The Federal Motor Carrier Safety Administration is requesting comment by September 27 on the recent National Academy of Sciences (NAS) report on the Safety Measurement System (SMS) and has scheduled a September 8 public meeting to discuss NAS recommendations and solicit input. The agency is allowing attendance at the meeting either in person or by webinar.
In an August 28 Federal Register notice, FMCSA outlined “several high-level proposals” to address each of six specific NAS recommendations, but it noted that the proposals are not the “entirety of the action plan.” FMCSA also plans to establish a Standing Committee to oversee and advise related to the agency’s response to the study. The committee will advise the agency on Item Response Theory (IRT) modeling and establish a process for gathering stakeholder input in the implementation of the action plan.
FMCSA’s Federal Register notice implies that the agency’s focus will be to respond to the six formal recommendations, but the Fixing America’s Surface Transportation Act contemplates a broader and more comprehensive response. Section 5223 bars publication of SMS percentiles and alerts on property carriers until the Department of Transportation Office of Inspector General certifies that FMCSA’s corrective action plan addressed “any deficiencies identified” in the NAS report and has “fully implemented or satisfactorily addressed” issues raised by a February 2014 Government Accountability Office report (GAO 14-114). (In its Federal Register notice, FMCSA never uses the word “corrective,” as Congress did, and simply refers to is upcoming response as an “action plan.”)
Among the six recommendations are a couple that are of particular interest to small carriers.
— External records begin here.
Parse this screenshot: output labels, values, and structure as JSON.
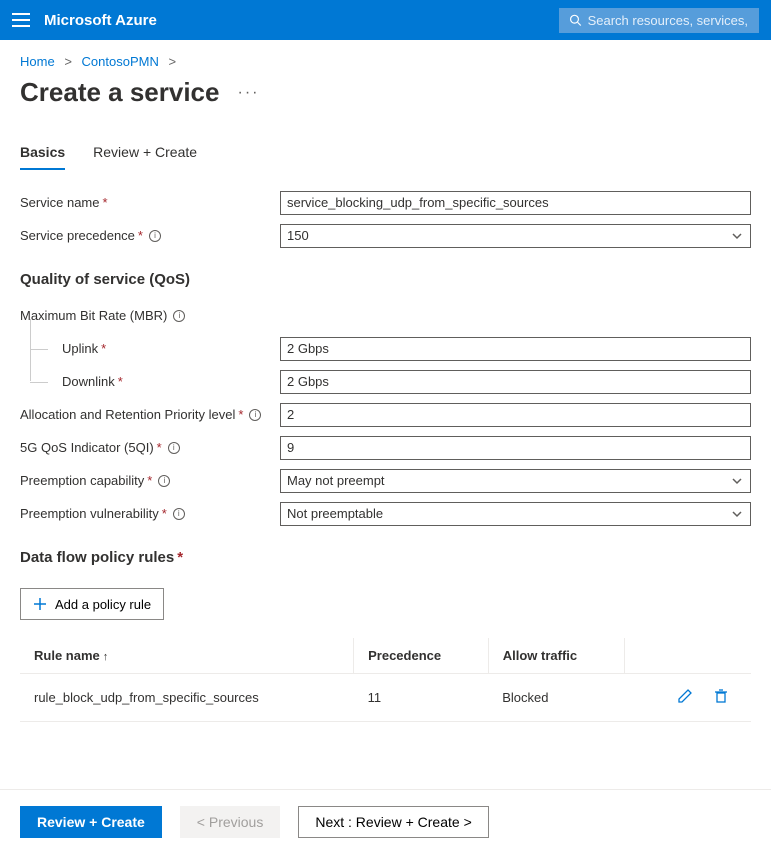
{
  "topbar": {
    "brand": "Microsoft Azure",
    "search_placeholder": "Search resources, services, and"
  },
  "breadcrumbs": {
    "home": "Home",
    "contoso": "ContosoPMN"
  },
  "page": {
    "title": "Create a service"
  },
  "tabs": {
    "basics": "Basics",
    "review": "Review + Create"
  },
  "fields": {
    "service_name": {
      "label": "Service name",
      "value": "service_blocking_udp_from_specific_sources"
    },
    "precedence": {
      "label": "Service precedence",
      "value": "150"
    },
    "qos_heading": "Quality of service (QoS)",
    "mbr_label": "Maximum Bit Rate (MBR)",
    "uplink": {
      "label": "Uplink",
      "value": "2 Gbps"
    },
    "downlink": {
      "label": "Downlink",
      "value": "2 Gbps"
    },
    "arp": {
      "label": "Allocation and Retention Priority level",
      "value": "2"
    },
    "fqi": {
      "label": "5G QoS Indicator (5QI)",
      "value": "9"
    },
    "preempt_cap": {
      "label": "Preemption capability",
      "value": "May not preempt"
    },
    "preempt_vuln": {
      "label": "Preemption vulnerability",
      "value": "Not preemptable"
    },
    "flow_heading": "Data flow policy rules",
    "add_rule": "Add a policy rule"
  },
  "table": {
    "cols": {
      "rule": "Rule name",
      "prec": "Precedence",
      "allow": "Allow traffic"
    },
    "rows": [
      {
        "rule": "rule_block_udp_from_specific_sources",
        "prec": "11",
        "allow": "Blocked"
      }
    ]
  },
  "footer": {
    "review": "Review + Create",
    "prev": "< Previous",
    "next": "Next : Review + Create >"
  }
}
The fifth recommendation was that FMCSA conduct further study on how the operation of percentile ranking affects its suitability for public release. FMCSA responded:
Like NAS, FMCSA has been unable to quantify the impacts to motor carriers of publicly displaying the SMS percentiles. The Agency has only anecdotal information about the business impacts of the public percentiles on the SMS Web site. Historically, insurance companies and shippers have been reluctant to share data on how safety data is used to determine rates. And, while the Agency has been contacted by companies advising that they lost business because of SMS, these claims have not been validated or assimilated into a usable analysis.
FMCSA requested comments from carriers, insurers, and shippers regarding the impact of public display of SMS percentiles and alerts and said it would use the information “to identify next steps for this recommendation.”
The final recommendation revolves around the phenomenon often called “event group creep” – the situation that occurs when a carrier adds vehicles and receives additional clean inspections and thus incurs poorer SMS metrics simply by moving into a different safety event group. The NAS report recommended that FMCSA decide on the carriers that receive SMS alerts using both the SMS percentile ranks and the SMS measures. Also, percentile ranks should be computed both conditionally within safety event groups and over all motor carriers, the NAS panel recommended. FMCSA said very few carriers are affected by the phenomenon but agreed that SMS methodology should be revised “so that a safety event that is not a violation or crash is not the sole reason for an increased measure or percentile.” FMCSA also is considering the idea of a hybrid measure that combines relative and absolute metrics as part of IRT model development.